Israel has suspended discussion of a possible withdrawal from the Lebanese side of a divided border town, fearing guerrilla group Hezbollah will control the territory, an Israeli official said on Wednesday.

Israel prefers to wait until after Lebanon's June 7 elections to resume the discussions, said the official. Jerusalem wants guarantees that the Lebanese government will control Ghajar's northern section if Israel withdraws, rather than leaving it to free reign of militants. Israel is also concerned Hezbollah could gain strength in the election.

Prime Minister Benjamin Netanyahu, Defense Minister Ehud Barak and Israel Defense Forces Chief of Staff Gabi Askenazi decided this week to put the matter on hold, said the official.
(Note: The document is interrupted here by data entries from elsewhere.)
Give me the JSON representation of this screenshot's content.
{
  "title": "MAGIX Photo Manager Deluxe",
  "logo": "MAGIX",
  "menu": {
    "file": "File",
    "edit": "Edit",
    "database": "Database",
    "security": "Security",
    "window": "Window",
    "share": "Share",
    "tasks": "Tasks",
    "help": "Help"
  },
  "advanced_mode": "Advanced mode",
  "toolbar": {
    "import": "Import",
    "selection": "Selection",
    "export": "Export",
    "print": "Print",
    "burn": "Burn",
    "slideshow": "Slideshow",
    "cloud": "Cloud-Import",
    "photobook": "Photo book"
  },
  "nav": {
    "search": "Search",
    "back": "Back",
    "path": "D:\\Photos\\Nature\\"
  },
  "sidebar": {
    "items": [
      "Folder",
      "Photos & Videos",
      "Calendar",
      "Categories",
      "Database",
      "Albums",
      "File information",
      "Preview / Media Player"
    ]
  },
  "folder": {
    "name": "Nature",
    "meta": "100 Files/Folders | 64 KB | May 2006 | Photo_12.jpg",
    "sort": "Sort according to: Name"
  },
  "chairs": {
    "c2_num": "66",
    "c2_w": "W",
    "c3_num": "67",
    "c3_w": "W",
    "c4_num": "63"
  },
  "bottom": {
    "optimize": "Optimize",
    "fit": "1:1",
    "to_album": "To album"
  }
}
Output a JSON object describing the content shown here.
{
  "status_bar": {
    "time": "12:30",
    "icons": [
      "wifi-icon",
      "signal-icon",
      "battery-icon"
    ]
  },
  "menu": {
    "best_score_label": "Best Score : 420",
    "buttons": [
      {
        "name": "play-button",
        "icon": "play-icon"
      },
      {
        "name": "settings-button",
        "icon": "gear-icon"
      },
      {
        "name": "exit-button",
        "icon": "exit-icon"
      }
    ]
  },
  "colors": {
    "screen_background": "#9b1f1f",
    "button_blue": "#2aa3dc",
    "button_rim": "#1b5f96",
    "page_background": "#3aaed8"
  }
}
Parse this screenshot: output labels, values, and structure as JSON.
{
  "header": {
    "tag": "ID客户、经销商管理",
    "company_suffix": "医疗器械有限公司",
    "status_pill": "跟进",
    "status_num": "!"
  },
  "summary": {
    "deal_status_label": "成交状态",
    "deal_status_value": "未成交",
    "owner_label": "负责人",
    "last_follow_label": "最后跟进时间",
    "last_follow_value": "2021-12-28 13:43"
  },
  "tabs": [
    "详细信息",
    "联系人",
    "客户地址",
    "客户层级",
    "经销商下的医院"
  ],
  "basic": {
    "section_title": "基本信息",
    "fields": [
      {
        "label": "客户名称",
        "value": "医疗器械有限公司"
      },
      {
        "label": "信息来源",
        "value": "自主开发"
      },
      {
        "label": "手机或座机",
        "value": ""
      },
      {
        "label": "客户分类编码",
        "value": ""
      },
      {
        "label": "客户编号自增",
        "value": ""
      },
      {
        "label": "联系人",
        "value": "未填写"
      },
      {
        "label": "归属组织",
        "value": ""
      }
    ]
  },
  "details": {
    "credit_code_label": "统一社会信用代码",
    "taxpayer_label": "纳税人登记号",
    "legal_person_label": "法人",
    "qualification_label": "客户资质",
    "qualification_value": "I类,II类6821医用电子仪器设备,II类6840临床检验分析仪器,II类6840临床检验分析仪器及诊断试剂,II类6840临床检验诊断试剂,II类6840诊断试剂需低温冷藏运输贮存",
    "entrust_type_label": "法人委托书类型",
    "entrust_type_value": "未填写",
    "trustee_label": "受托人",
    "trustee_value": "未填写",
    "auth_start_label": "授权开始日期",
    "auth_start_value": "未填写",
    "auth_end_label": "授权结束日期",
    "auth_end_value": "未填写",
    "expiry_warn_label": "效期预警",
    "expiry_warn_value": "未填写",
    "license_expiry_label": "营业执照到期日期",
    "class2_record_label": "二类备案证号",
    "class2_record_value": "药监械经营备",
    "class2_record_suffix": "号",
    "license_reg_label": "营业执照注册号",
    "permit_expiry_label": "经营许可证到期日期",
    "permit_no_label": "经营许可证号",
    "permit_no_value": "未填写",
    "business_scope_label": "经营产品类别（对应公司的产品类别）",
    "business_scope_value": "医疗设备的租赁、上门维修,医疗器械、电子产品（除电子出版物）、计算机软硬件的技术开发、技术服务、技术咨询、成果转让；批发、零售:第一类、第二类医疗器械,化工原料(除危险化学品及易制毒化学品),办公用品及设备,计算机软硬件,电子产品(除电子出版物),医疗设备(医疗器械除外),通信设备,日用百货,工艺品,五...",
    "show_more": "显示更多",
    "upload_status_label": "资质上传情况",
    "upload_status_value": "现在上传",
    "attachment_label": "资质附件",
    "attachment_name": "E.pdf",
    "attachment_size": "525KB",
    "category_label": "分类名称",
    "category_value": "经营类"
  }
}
Israel, which occupied the northern half of Ghajar following the Second Lebanon War in 2006, has pledged to withdraw from as part of a cease-fire that ended the fighting, but has never given a timeline.

Senior army officers from Lebanon, Israel and the United Nations were to meet on May 18 to coordinate the withdrawal. Representatives at the meeting were include Alan Le Roy, head of the Department of Peacekeeping Operations; Major-General Claudio Graziono, commander of the UN peacekeeping force (UNIFIL) in Lebanon; officers from Israel Defense Forces Northern Command and their Lebanese counterparts.

It is unclear whether that meeting has now been postponed.

Ghajar is split by the international border between Lebanon and the Israeli-held Golan Heights, which was part of Syria before the Six-Day War. Its residents are Alawis, a Shiite sect of Islam to which the majority of Syria's ruling elite belong, who also have Israeli identity cards.

Since Israel's withdrawal from its self-proclaimed security zone in southern Lebanon in 2000, Jerusalem has been in talks with the UN to find a way to transfer its control over the northern part of the village back to Lebanon.